--- Recorded information ---

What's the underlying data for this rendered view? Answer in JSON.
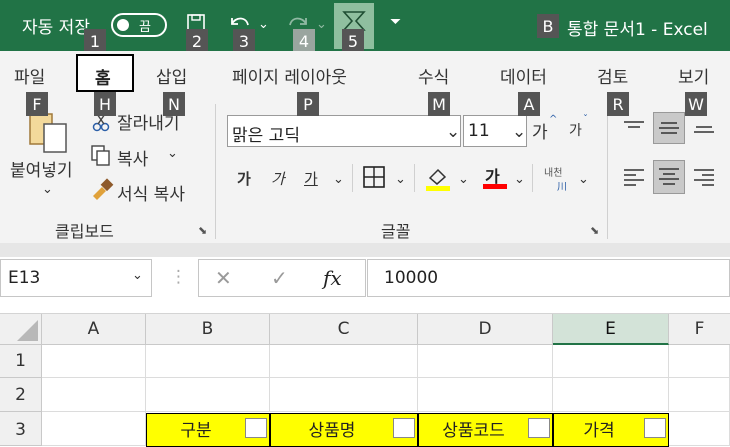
{
  "titlebar": {
    "autosave_label": "자동 저장",
    "autosave_toggle": "끔",
    "title": "통합 문서1  -  Excel"
  },
  "keytips": {
    "save": "1",
    "home_tab": "2",
    "undo": "3",
    "redo": "4",
    "customize": "5",
    "title": "B",
    "file": "F",
    "home": "H",
    "insert": "N",
    "layout": "P",
    "formulas": "M",
    "data": "A",
    "review": "R",
    "view": "W"
  },
  "tabs": {
    "file": "파일",
    "home": "홈",
    "insert": "삽입",
    "page_layout": "페이지 레이아웃",
    "formulas": "수식",
    "data": "데이터",
    "review": "검토",
    "view": "보기"
  },
  "clipboard": {
    "paste": "붙여넣기",
    "cut": "잘라내기",
    "copy": "복사",
    "format_painter": "서식 복사",
    "group_label": "클립보드"
  },
  "font": {
    "name": "맑은 고딕",
    "size": "11",
    "increase": "가",
    "decrease": "가",
    "bold": "가",
    "italic": "가",
    "underline": "가",
    "color_glyph": "가",
    "phonetic": "내천",
    "group_label": "글꼴"
  },
  "formula_bar": {
    "name_box": "E13",
    "fx": "fx",
    "value": "10000"
  },
  "sheet": {
    "columns": [
      "A",
      "B",
      "C",
      "D",
      "E",
      "F"
    ],
    "rows": [
      "1",
      "2",
      "3"
    ],
    "header_cells": [
      "구분",
      "상품명",
      "상품코드",
      "가격"
    ]
  },
  "colors": {
    "accent": "#217346",
    "highlight": "#ffff00",
    "font_color": "#ff0000"
  }
}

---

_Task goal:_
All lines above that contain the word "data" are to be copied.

_Answer box:_
What's the underlying data for this rendered view? Answer in JSON.
    "data": "A",
    "data": "데이터",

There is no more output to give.